[RECORDS FOR THE TASK]

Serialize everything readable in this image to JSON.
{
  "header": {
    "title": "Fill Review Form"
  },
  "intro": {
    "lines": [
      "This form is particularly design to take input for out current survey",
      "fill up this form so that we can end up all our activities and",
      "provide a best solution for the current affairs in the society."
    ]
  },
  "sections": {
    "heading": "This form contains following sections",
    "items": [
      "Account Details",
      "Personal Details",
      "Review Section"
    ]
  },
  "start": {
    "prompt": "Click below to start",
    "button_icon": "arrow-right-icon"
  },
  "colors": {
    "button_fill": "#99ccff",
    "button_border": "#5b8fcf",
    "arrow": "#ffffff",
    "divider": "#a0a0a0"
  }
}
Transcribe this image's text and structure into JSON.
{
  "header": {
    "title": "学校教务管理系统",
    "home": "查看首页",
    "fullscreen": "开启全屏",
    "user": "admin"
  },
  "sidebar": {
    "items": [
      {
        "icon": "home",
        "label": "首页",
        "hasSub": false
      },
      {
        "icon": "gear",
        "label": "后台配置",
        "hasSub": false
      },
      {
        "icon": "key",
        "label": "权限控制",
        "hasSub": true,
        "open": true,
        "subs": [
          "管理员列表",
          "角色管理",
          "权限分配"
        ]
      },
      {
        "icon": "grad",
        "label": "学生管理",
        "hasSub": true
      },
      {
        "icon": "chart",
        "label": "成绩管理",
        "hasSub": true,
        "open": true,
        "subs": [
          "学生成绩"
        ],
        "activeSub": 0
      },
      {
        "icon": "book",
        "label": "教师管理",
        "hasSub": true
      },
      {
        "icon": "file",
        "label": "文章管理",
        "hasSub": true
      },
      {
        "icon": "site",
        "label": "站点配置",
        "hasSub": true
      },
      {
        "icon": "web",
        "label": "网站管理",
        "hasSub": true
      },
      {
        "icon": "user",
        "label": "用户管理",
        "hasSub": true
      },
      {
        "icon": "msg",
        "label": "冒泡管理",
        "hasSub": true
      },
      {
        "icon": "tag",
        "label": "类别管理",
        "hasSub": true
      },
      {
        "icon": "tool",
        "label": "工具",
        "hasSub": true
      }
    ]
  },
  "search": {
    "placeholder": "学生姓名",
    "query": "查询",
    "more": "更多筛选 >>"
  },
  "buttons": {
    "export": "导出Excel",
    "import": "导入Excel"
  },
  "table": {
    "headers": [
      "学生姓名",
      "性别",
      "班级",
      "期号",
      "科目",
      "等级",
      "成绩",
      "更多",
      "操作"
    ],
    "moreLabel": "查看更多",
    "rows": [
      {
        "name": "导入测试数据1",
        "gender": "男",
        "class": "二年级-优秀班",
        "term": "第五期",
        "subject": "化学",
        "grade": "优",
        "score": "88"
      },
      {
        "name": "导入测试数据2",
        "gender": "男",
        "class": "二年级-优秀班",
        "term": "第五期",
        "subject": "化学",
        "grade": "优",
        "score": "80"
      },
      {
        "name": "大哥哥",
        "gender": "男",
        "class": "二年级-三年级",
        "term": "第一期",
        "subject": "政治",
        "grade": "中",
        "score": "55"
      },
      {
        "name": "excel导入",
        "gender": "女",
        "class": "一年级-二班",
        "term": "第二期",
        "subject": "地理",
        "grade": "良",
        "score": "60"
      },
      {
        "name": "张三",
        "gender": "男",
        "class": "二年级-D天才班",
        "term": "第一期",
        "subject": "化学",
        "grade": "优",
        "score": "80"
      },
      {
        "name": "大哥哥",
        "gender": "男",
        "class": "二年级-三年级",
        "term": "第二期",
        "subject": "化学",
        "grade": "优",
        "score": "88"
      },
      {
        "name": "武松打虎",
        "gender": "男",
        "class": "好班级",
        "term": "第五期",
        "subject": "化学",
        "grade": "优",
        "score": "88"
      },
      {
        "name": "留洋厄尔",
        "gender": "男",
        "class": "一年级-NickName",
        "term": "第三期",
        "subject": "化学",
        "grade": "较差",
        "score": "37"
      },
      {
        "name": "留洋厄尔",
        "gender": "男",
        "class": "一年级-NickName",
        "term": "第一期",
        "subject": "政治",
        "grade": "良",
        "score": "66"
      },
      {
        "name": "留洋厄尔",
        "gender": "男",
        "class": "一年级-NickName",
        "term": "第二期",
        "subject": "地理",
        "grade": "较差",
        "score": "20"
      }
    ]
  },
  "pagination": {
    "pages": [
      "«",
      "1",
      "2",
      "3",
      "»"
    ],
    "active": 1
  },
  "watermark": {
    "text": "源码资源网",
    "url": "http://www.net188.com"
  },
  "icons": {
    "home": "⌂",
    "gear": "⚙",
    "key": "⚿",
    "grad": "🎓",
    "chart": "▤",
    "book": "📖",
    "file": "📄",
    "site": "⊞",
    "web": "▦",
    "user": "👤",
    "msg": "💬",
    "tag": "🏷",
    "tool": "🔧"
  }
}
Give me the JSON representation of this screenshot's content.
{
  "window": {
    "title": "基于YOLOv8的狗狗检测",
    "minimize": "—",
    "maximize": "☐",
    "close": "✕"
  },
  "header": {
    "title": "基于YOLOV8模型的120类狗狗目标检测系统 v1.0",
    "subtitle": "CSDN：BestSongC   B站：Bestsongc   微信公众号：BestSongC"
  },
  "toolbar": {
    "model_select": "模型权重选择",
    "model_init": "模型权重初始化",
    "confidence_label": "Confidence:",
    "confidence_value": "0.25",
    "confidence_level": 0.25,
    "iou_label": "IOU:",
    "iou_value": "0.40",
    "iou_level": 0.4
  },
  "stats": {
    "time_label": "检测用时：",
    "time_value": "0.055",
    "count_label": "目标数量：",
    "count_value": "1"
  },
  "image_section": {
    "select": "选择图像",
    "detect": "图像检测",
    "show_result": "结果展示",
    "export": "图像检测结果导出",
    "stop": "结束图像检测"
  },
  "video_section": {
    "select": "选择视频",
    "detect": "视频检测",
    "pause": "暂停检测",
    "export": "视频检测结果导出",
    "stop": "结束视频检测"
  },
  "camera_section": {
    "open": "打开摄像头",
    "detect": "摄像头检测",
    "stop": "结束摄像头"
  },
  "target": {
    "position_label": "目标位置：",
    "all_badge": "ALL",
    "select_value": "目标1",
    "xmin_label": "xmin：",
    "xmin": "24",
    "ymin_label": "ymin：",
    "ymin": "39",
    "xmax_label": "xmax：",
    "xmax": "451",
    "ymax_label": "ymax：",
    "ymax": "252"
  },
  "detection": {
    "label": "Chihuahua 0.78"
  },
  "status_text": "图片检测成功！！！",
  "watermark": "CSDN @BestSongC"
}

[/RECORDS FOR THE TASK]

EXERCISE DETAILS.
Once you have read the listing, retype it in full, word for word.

WRITTEN ANSWER.
Serialize everything readable in this image to JSON.
{
  "header": {
    "title": "Fill Review Form"
  },
  "intro": {
    "lines": [
      "This form is particularly design to take input for out current survey",
      "fill up this form so that we can end up all our activities and",
      "provide a best solution for the current affairs in the society."
    ]
  },
  "sections": {
    "heading": "This form contains following sections",
    "items": [
      "Account Details",
      "Personal Details",
      "Review Section"
    ]
  },
  "start": {
    "prompt": "Click below to start",
    "button_icon": "arrow-right-icon"
  },
  "colors": {
    "button_fill": "#99ccff",
    "button_border": "#5b8fcf",
    "arrow": "#ffffff",
    "divider": "#a0a0a0"
  }
}
Transcribe this image's text and structure into JSON.
{
  "header": {
    "title": "学校教务管理系统",
    "home": "查看首页",
    "fullscreen": "开启全屏",
    "user": "admin"
  },
  "sidebar": {
    "items": [
      {
        "icon": "home",
        "label": "首页",
        "hasSub": false
      },
      {
        "icon": "gear",
        "label": "后台配置",
        "hasSub": false
      },
      {
        "icon": "key",
        "label": "权限控制",
        "hasSub": true,
        "open": true,
        "subs": [
          "管理员列表",
          "角色管理",
          "权限分配"
        ]
      },
      {
        "icon": "grad",
        "label": "学生管理",
        "hasSub": true
      },
      {
        "icon": "chart",
        "label": "成绩管理",
        "hasSub": true,
        "open": true,
        "subs": [
          "学生成绩"
        ],
        "activeSub": 0
      },
      {
        "icon": "book",
        "label": "教师管理",
        "hasSub": true
      },
      {
        "icon": "file",
        "label": "文章管理",
        "hasSub": true
      },
      {
        "icon": "site",
        "label": "站点配置",
        "hasSub": true
      },
      {
        "icon": "web",
        "label": "网站管理",
        "hasSub": true
      },
      {
        "icon": "user",
        "label": "用户管理",
        "hasSub": true
      },
      {
        "icon": "msg",
        "label": "冒泡管理",
        "hasSub": true
      },
      {
        "icon": "tag",
        "label": "类别管理",
        "hasSub": true
      },
      {
        "icon": "tool",
        "label": "工具",
        "hasSub": true
      }
    ]
  },
  "search": {
    "placeholder": "学生姓名",
    "query": "查询",
    "more": "更多筛选 >>"
  },
  "buttons": {
    "export": "导出Excel",
    "import": "导入Excel"
  },
  "table": {
    "headers": [
      "学生姓名",
      "性别",
      "班级",
      "期号",
      "科目",
      "等级",
      "成绩",
      "更多",
      "操作"
    ],
    "moreLabel": "查看更多",
    "rows": [
      {
        "name": "导入测试数据1",
        "gender": "男",
        "class": "二年级-优秀班",
        "term": "第五期",
        "subject": "化学",
        "grade": "优",
        "score": "88"
      },
      {
        "name": "导入测试数据2",
        "gender": "男",
        "class": "二年级-优秀班",
        "term": "第五期",
        "subject": "化学",
        "grade": "优",
        "score": "80"
      },
      {
        "name": "大哥哥",
        "gender": "男",
        "class": "二年级-三年级",
        "term": "第一期",
        "subject": "政治",
        "grade": "中",
        "score": "55"
      },
      {
        "name": "excel导入",
        "gender": "女",
        "class": "一年级-二班",
        "term": "第二期",
        "subject": "地理",
        "grade": "良",
        "score": "60"
      },
      {
        "name": "张三",
        "gender": "男",
        "class": "二年级-D天才班",
        "term": "第一期",
        "subject": "化学",
        "grade": "优",
        "score": "80"
      },
      {
        "name": "大哥哥",
        "gender": "男",
        "class": "二年级-三年级",
        "term": "第二期",
        "subject": "化学",
        "grade": "优",
        "score": "88"
      },
      {
        "name": "武松打虎",
        "gender": "男",
        "class": "好班级",
        "term": "第五期",
        "subject": "化学",
        "grade": "优",
        "score": "88"
      },
      {
        "name": "留洋厄尔",
        "gender": "男",
        "class": "一年级-NickName",
        "term": "第三期",
        "subject": "化学",
        "grade": "较差",
        "score": "37"
      },
      {
        "name": "留洋厄尔",
        "gender": "男",
        "class": "一年级-NickName",
        "term": "第一期",
        "subject": "政治",
        "grade": "良",
        "score": "66"
      },
      {
        "name": "留洋厄尔",
        "gender": "男",
        "class": "一年级-NickName",
        "term": "第二期",
        "subject": "地理",
        "grade": "较差",
        "score": "20"
      }
    ]
  },
  "pagination": {
    "pages": [
      "«",
      "1",
      "2",
      "3",
      "»"
    ],
    "active": 1
  },
  "watermark": {
    "text": "源码资源网",
    "url": "http://www.net188.com"
  },
  "icons": {
    "home": "⌂",
    "gear": "⚙",
    "key": "⚿",
    "grad": "🎓",
    "chart": "▤",
    "book": "📖",
    "file": "📄",
    "site": "⊞",
    "web": "▦",
    "user": "👤",
    "msg": "💬",
    "tag": "🏷",
    "tool": "🔧"
  }
}
Give me the JSON representation of this screenshot's content.
{
  "window": {
    "title": "基于YOLOv8的狗狗检测",
    "minimize": "—",
    "maximize": "☐",
    "close": "✕"
  },
  "header": {
    "title": "基于YOLOV8模型的120类狗狗目标检测系统 v1.0",
    "subtitle": "CSDN：BestSongC   B站：Bestsongc   微信公众号：BestSongC"
  },
  "toolbar": {
    "model_select": "模型权重选择",
    "model_init": "模型权重初始化",
    "confidence_label": "Confidence:",
    "confidence_value": "0.25",
    "confidence_level": 0.25,
    "iou_label": "IOU:",
    "iou_value": "0.40",
    "iou_level": 0.4
  },
  "stats": {
    "time_label": "检测用时：",
    "time_value": "0.055",
    "count_label": "目标数量：",
    "count_value": "1"
  },
  "image_section": {
    "select": "选择图像",
    "detect": "图像检测",
    "show_result": "结果展示",
    "export": "图像检测结果导出",
    "stop": "结束图像检测"
  },
  "video_section": {
    "select": "选择视频",
    "detect": "视频检测",
    "pause": "暂停检测",
    "export": "视频检测结果导出",
    "stop": "结束视频检测"
  },
  "camera_section": {
    "open": "打开摄像头",
    "detect": "摄像头检测",
    "stop": "结束摄像头"
  },
  "target": {
    "position_label": "目标位置：",
    "all_badge": "ALL",
    "select_value": "目标1",
    "xmin_label": "xmin：",
    "xmin": "24",
    "ymin_label": "ymin：",
    "ymin": "39",
    "xmax_label": "xmax：",
    "xmax": "451",
    "ymax_label": "ymax：",
    "ymax": "252"
  },
  "detection": {
    "label": "Chihuahua 0.78"
  },
  "status_text": "图片检测成功！！！",
  "watermark": "CSDN @BestSongC"
}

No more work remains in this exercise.